By Joseph J. Kolb

ALBUQUERQUE N.M. (Reuters) - A wind-driven wildfire raged unchecked for a sixth day through parched pine woodlands and brush on a Navajo reservation in northwestern New Mexico on Wednesday, threatening dozens of homes after destroying about 11 dwellings, officials said.

The Assayii Lake fire has charred more than 13,000 acres (5,261 hectares) since it erupted last Friday in the Chuska Mountains, about 6 miles (10 km) east of the Arizona border, and spread eastward toward the communities of Sheep Springs and Naschitti.

The fire is believed to have been human-caused and as of Wednesday remained at zero-percent containment, despite the efforts of nearly 700 firefighters backed by nine water-dropping helicopters, fire managers said.

Estimated property losses include 11 homes and prime grazing areas that are key to the livelihoods of the reservation's sheep-herding residents.

The blaze was threatening about 50 more homes in Sheep Springs and Naschitti along U.S. Highway 491. Residents were advised to be ready to evacuate at a moment's notice.

New Mexico Governor Susana Martinez surveyed the fire zone by air on Tuesday and said state authorities were monitoring the blaze to ensure that firefighters and affected communities have the resources they need.

Winds gusting to 50 miles per hour (80 kph) have thwarted efforts to contain the blaze for days but Charlie Armiger, a spokesman for the fire command center, said firefighters may soon get a break from a change in the weather.

"The winds have shifted and have died down and the fire is now approaching light-fuel areas, slowing its progress," he said on Wednesday.

On Monday, Navajo Nation President Ben Shelly declared a state of emergency, seeking federal disaster assistance.

The Navajo Nation, the largest Native American reservation in the United States, occupies more than 27,000 square miles, an area roughly the land mass of West Virginia.
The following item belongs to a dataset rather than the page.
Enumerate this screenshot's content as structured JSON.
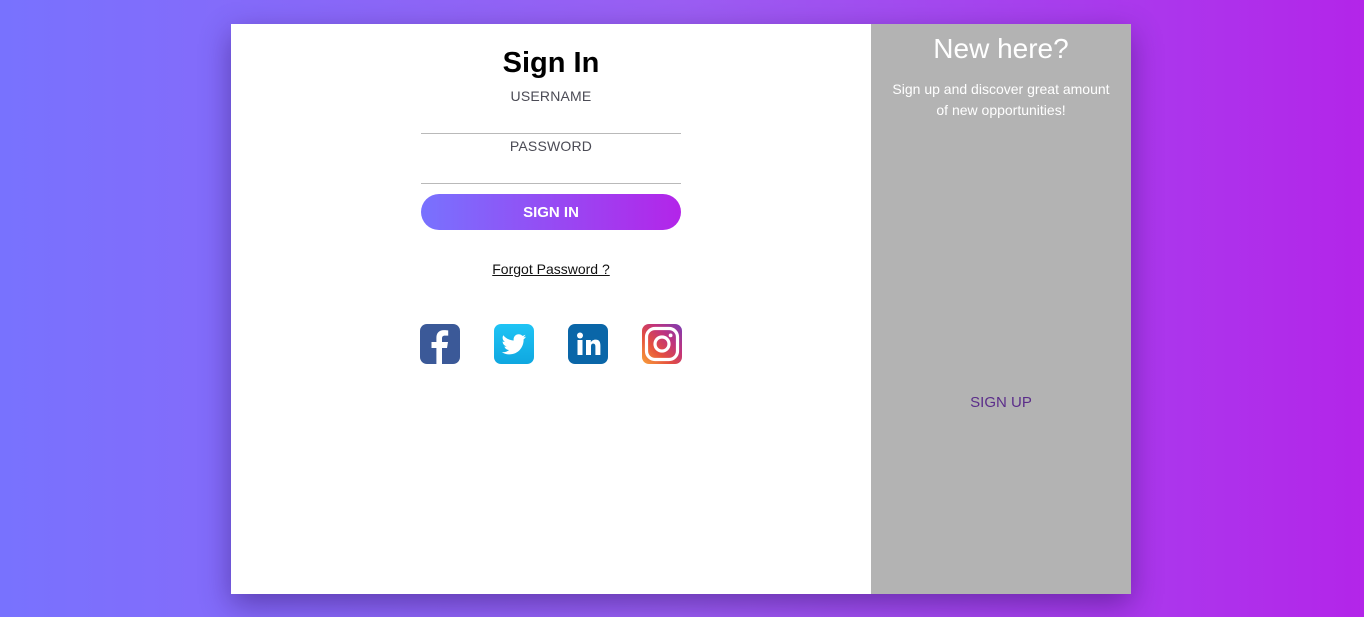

The bulk of the reservation spans the northeastern corner of Arizona, but about a third lies in northwestern New Mexico and southeastern Utah.


(Editing by Bill Trott)